Stephen Emasu, Commissioner Colonel Major Nouhoum Sangaré
Tool 3 presents the issues relating to the governance of financial resources in the security sector in a simple and accessible way. The premise of the tool is that good governance of the security sector is not only about systems that enable better control and accountability of security providers or about ensuring that their behaviour respects human rights and the rule of law. Good governance also requires effective mechanisms for the allocation of financial resources to the security sector and ways of ensuring accountability for the use of these resources. To reinforce the efficiency and sustainability of the security sector within ECOWAS, there must be better management of public funds.
The tool is aimed at practitioners and policymakers involved in the governance of the security sector at the executive level, at the parliamentary level (especially committees in charge of defence and security, as well as those in charge of budget and finance matters), and civil society stakeholders with an interest in public finances and/or the security sector.
It lists good practices from the sub-region and recommendations for relevant stakeholders to implement a budgetary and financial system capable of supporting the national security apparatus while respecting good governance principles.
SSR goes significantly beyond training and equipping institutions. It places a great emphasis on efficient and transparent management and governance mechanisms.
At the request of the ECOWAS commission, DCAF has developed several publications collectively entitled “The Toolkit for Security Sector Reform and Governance in West Africa". The main objective is to support the implementation of the Economic Community of West African States (ECOWAS) regional regulatory framework for SSR/SSG through practical advice and guidance tailored to the West African context and based on regional experiences. It specifically aims to facilitate policy development, implementation, and management of SSR processes at the national level.

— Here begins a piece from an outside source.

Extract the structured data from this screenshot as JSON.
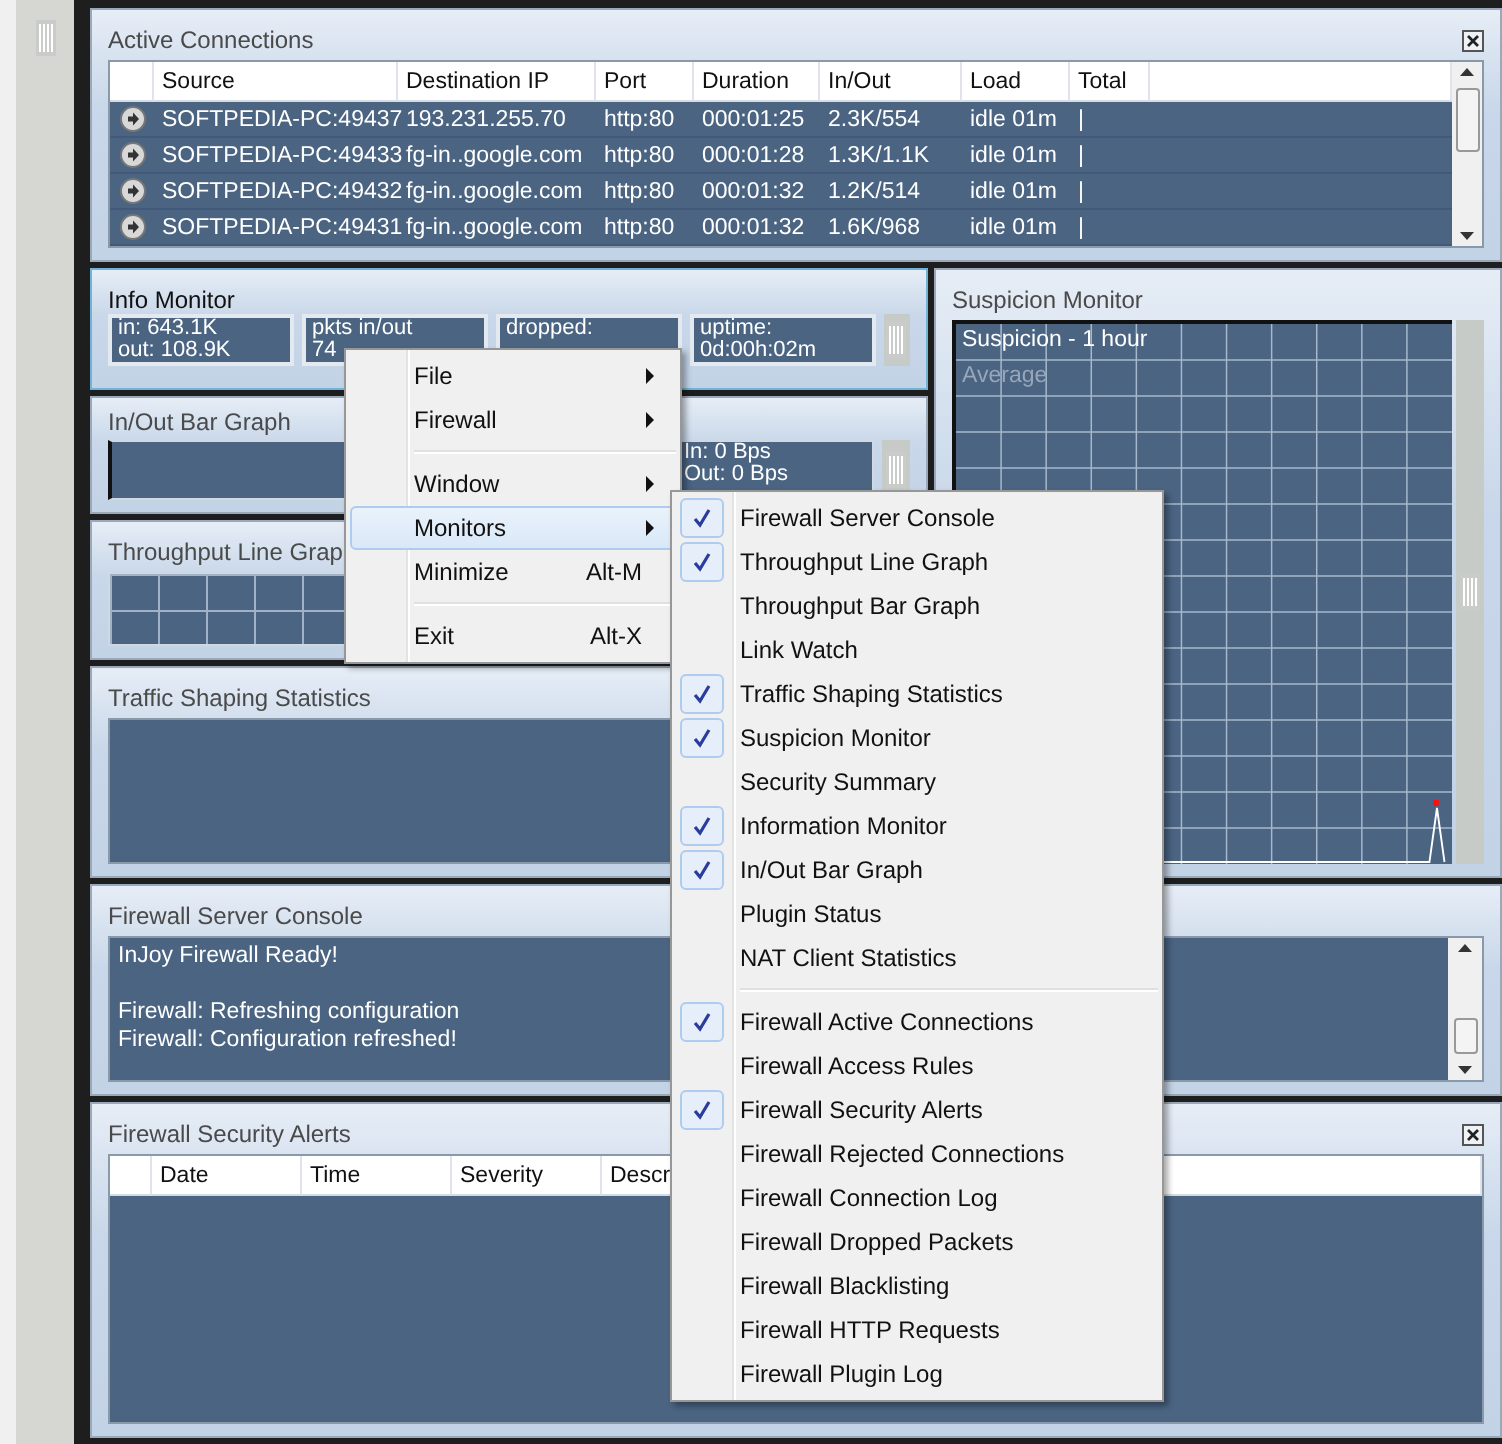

This framework has been translated into practical guidance that takes into account the national contexts of West Africa and elucidates, for instance, the issues of parliamentary oversight, good financial governance of institutions, as well as the consideration of gender dimensions in SSR/SSG. One of the main challenges has been to develop tools that can be understood and used by the various stakeholders, including the Executive, the Parliament, the Judiciary, civil security sector oversight institutions, and civil society. This should contribute to the development and strengthening of a West African security strategy to support the regalian imperative of democratic governance, protection, and defence.